Navalny insists the very same evidence used against him shows that no theft was committed. "I can't imagine how they're going to prove this," he said.
Still, Opalev's plea sharply limits Navalny's defense options, blocking him from contesting evidence from Opalev's conviction. Since the question of Opalev's guilt was never examined in court, investigators never had to prove that a crime was committed.
Navalny says he has commissioned three independent analyses that exonerate him.
"This is hardly the KGB — they're PR guys, the important thing for them is to make a big point out of it," Navalny said of the investigators. "'If you think that we're going to be shy of blog posts about how the case is stitched up — well, we couldn't give a damn.'"
The presiding judge, Sergei Blinov, has issued 130 guilty verdicts and no acquittals in the last two years, according to the pro-Navalny magazine The New Times. Blinov is not holding any preliminary hearings, which Navalny's lawyers say is illegal. The only intrigue in the trial, Navalny says, will be whether he is jailed or given a suspended sentence to bar him from running for office.

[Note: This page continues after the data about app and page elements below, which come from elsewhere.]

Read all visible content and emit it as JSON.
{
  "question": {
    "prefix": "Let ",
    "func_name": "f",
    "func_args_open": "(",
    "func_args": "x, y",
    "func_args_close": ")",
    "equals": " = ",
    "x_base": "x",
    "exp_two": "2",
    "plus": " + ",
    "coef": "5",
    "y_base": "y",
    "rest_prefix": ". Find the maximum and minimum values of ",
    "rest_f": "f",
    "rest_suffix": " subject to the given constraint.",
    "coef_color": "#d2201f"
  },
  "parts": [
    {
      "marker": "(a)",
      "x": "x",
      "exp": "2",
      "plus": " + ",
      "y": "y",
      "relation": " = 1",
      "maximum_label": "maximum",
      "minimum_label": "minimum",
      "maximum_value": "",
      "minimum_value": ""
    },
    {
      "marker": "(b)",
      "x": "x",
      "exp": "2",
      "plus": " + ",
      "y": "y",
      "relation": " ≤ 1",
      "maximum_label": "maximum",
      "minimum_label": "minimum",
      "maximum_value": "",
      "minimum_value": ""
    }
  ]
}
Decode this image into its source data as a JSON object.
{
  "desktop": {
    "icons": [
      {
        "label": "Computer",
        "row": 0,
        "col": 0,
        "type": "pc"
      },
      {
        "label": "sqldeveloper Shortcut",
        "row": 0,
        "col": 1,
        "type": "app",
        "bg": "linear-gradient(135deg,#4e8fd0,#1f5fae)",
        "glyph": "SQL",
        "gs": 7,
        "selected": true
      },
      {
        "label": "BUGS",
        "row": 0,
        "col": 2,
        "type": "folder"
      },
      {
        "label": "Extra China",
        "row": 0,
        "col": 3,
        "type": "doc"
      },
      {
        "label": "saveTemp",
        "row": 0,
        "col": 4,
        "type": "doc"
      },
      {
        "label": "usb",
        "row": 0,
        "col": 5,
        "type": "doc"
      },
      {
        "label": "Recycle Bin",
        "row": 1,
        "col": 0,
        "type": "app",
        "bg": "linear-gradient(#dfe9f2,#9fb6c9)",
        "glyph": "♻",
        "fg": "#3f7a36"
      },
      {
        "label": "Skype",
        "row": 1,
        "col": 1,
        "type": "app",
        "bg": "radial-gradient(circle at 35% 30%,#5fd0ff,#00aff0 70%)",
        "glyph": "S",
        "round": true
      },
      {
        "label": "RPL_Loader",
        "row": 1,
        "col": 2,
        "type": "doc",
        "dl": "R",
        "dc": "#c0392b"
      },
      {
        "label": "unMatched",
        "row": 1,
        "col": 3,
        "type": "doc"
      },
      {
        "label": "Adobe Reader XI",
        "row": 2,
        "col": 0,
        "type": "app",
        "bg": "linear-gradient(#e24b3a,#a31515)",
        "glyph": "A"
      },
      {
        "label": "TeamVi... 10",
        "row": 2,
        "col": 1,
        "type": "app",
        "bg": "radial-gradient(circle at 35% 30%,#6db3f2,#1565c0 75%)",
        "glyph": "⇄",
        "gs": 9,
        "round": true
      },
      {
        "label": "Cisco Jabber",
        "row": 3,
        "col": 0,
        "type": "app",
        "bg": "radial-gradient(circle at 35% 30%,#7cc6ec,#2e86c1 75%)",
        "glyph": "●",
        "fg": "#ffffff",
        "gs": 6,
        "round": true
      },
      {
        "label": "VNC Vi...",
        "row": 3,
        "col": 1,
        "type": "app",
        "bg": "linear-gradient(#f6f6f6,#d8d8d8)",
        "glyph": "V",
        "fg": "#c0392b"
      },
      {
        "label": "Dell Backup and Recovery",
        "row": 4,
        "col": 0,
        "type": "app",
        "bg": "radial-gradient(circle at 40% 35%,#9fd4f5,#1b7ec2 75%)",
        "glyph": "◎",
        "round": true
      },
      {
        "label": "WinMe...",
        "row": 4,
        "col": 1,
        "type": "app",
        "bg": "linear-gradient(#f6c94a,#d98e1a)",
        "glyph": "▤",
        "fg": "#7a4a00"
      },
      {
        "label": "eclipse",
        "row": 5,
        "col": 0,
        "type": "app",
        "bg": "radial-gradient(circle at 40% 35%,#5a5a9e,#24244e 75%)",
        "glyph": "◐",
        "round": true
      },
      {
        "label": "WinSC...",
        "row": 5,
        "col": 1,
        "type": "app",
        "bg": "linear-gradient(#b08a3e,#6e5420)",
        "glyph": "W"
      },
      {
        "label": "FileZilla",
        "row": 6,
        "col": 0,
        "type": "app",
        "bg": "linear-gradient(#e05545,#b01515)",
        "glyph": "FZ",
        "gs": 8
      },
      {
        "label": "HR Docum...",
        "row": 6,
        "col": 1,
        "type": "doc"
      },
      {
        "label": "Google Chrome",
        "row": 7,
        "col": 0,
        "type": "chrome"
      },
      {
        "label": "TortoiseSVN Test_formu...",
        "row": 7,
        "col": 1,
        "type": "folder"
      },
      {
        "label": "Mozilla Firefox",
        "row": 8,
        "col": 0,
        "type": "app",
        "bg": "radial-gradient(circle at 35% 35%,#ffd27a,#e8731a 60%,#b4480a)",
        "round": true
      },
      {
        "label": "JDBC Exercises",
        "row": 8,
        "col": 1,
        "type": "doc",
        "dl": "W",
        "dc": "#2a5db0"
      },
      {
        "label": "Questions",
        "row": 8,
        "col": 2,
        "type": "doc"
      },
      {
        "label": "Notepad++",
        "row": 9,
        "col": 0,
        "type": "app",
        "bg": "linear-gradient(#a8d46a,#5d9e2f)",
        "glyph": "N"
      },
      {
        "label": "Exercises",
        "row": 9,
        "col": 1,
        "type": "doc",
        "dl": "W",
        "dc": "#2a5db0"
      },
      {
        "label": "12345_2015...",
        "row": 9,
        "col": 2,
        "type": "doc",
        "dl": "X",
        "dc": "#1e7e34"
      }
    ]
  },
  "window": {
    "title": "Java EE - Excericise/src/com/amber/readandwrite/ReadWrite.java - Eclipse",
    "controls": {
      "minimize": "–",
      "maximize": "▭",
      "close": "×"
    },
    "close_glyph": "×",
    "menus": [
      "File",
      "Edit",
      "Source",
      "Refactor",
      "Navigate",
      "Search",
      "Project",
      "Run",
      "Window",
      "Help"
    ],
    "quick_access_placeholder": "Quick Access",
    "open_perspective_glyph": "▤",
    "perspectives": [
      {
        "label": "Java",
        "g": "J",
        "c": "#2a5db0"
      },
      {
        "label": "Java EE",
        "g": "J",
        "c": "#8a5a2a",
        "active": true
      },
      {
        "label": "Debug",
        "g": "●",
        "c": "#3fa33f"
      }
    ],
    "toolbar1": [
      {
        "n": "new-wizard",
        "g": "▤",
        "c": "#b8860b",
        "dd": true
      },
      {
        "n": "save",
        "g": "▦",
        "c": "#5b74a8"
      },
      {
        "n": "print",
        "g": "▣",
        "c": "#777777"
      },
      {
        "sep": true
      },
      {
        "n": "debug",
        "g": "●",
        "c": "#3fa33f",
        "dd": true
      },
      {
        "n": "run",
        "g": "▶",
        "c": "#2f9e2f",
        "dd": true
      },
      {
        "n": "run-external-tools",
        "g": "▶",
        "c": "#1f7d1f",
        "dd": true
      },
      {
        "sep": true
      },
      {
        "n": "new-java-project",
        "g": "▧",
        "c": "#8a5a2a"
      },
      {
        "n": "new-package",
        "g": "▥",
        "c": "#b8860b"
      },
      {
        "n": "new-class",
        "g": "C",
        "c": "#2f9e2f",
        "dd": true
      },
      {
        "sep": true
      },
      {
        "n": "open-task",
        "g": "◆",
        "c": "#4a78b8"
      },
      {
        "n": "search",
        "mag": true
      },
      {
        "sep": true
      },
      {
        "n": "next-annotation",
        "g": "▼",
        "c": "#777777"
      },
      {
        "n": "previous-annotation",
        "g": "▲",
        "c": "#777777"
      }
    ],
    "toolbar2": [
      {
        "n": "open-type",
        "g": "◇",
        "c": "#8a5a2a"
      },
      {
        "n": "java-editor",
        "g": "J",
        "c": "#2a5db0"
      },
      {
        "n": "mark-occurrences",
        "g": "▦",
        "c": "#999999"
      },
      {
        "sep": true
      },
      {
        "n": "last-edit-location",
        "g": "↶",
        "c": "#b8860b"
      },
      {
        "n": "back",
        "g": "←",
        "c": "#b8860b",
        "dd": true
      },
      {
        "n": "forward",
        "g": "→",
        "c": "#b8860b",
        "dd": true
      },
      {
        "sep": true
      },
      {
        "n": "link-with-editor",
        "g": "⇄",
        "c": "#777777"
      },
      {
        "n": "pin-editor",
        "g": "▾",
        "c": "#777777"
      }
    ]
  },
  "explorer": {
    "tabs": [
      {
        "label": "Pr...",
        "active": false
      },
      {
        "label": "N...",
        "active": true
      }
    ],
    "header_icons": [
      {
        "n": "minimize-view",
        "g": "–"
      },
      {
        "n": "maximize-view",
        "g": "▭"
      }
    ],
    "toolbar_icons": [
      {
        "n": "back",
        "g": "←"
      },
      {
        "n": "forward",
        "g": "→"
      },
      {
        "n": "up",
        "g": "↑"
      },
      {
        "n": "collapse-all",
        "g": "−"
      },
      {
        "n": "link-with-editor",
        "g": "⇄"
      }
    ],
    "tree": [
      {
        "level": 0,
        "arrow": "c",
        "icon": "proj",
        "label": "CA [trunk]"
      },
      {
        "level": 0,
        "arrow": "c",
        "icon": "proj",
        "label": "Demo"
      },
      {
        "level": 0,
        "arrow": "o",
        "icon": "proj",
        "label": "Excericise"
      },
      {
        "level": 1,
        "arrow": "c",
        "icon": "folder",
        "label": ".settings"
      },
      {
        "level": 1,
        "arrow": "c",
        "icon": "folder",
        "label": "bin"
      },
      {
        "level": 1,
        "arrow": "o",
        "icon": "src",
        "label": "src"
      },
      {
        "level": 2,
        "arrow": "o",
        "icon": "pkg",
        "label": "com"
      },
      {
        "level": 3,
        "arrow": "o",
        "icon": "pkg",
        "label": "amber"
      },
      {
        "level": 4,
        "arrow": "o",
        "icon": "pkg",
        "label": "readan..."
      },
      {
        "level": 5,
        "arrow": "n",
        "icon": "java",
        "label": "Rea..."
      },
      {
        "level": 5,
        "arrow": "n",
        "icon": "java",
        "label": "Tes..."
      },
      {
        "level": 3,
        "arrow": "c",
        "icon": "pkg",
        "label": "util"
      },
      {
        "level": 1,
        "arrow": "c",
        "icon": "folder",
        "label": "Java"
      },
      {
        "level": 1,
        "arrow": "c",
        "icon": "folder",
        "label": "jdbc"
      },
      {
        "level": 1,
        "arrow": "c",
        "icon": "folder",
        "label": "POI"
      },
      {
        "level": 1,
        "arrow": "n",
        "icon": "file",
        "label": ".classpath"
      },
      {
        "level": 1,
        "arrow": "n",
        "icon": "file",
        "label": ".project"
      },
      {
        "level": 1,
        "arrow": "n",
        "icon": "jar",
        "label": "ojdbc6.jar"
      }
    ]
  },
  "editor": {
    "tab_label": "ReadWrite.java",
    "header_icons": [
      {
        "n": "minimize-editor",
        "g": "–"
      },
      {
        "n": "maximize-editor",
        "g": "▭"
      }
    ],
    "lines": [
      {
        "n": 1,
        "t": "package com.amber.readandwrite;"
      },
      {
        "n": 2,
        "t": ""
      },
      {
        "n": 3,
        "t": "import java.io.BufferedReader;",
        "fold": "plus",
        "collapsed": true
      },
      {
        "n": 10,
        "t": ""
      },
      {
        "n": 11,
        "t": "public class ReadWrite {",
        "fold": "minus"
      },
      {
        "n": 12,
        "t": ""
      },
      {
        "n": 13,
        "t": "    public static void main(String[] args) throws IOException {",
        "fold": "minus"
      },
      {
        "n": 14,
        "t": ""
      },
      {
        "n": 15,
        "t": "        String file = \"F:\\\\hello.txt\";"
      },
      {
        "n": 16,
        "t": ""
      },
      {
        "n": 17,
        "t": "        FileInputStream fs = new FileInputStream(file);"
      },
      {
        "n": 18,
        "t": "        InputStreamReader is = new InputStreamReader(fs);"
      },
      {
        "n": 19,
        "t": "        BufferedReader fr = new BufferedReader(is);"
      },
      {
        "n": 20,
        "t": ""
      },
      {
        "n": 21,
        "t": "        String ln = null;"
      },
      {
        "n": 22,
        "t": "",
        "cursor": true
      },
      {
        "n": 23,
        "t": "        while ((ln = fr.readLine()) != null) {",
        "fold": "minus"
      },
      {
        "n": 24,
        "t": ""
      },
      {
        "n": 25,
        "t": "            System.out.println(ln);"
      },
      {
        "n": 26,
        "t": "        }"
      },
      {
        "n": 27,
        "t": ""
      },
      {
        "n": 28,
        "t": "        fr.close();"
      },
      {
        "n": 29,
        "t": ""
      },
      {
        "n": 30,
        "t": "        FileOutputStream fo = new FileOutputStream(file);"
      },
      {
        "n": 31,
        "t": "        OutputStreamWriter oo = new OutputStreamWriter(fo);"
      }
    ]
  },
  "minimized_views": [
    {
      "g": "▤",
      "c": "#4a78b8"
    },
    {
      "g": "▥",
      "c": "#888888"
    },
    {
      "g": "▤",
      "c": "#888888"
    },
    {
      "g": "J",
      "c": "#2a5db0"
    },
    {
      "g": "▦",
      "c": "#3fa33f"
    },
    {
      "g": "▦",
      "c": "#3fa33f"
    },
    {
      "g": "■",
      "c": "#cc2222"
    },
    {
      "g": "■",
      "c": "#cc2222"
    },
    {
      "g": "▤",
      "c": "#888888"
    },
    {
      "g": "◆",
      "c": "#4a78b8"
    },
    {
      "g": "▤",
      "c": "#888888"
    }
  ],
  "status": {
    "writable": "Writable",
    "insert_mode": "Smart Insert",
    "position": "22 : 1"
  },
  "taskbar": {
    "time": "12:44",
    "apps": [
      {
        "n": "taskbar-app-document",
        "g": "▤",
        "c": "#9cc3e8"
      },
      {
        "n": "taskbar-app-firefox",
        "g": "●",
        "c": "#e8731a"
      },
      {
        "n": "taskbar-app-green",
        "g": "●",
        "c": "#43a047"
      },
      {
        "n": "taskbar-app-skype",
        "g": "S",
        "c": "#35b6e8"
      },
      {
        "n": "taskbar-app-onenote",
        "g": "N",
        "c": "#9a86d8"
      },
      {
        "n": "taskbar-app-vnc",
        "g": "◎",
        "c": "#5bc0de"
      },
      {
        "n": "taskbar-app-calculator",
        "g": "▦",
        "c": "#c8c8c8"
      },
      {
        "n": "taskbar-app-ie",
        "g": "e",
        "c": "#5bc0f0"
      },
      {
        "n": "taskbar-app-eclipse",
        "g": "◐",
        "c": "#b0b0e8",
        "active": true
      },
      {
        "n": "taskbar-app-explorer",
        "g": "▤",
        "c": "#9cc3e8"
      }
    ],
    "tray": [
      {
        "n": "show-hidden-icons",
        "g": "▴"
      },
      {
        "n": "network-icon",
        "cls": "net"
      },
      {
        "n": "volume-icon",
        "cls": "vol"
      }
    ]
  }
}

The case has drawn widespread condemnation abroad and in Russia. Billionaire Mikhail Prokhorov, a former Russian presidential candidate who owns the New Jersey Nets, wrote on his blog Sunday that Russian law "is turning into a repressive machine" and called for Markin to be prosecuted instead of Navalny.
Nonetheless, the prospect of seeing its poster boy behind bars has done little to spur the divided and demoralized opposition. Instead of the intense fervor that surrounded the trial of punk rockers Pussy Riot for an anti-Putin protest in Moscow's cathedral last year, Navalny's supporters have met the case with despair.
"I can't think how we can all pull ourselves out of this nightmare," journalist Yuri Saprykin wrote on the Lenta.ru website.
Organizers expect only a hundred people to attend a protest outside the court Wednesday. A group that supports Navalny on Facebook — which was instrumental in organizing the anti-Putin protests — has a mere 1,678 members.
Whether Navalny's anti-corruption foundation will be able to continue the work that made him famous is unclear. Since the legal pressure against him intensified, it has lost most of its major donors.
Navalny himself, however, seems resigned about the prospect of prison.
"My situation really isn't the saddest one," he said. "Whether it'll be a conditional or a prison sentence, I don't know. They'll have a look at how the trial's going and they'll decide."
His wife Yulia, with whom he has a son aged five and a daughter aged 11, told independent Dozhd television that she expects it will probably end in conviction.
"I will wait for him, will try to help so that he understands we are all waiting for him," she said.